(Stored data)
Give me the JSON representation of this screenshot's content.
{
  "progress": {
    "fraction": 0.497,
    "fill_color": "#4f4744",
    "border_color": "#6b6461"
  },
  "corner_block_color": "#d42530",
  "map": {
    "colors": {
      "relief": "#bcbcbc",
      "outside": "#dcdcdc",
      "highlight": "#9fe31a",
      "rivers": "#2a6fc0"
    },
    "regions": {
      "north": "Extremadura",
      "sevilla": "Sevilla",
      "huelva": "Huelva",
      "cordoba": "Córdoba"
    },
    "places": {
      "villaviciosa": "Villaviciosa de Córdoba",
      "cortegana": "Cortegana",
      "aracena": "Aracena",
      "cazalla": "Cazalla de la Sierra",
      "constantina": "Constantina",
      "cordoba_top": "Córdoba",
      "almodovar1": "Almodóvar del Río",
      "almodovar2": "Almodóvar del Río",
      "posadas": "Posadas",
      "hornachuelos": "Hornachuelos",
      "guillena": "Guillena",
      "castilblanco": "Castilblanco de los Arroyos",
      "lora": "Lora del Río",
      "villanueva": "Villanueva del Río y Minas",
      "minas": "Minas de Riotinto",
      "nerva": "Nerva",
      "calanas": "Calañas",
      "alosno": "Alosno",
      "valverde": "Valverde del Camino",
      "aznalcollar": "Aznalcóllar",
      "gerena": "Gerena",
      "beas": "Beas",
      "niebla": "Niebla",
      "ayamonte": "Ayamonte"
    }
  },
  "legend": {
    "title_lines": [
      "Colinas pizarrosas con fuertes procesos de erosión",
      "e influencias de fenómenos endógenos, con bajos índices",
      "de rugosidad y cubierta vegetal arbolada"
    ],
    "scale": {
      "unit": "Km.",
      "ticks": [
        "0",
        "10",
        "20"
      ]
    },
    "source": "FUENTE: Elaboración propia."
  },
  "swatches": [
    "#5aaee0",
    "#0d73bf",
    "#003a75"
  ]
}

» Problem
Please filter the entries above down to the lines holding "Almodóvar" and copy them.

» Solution for this task
      "almodovar1": "Almodóvar del Río",
      "almodovar2": "Almodóvar del Río",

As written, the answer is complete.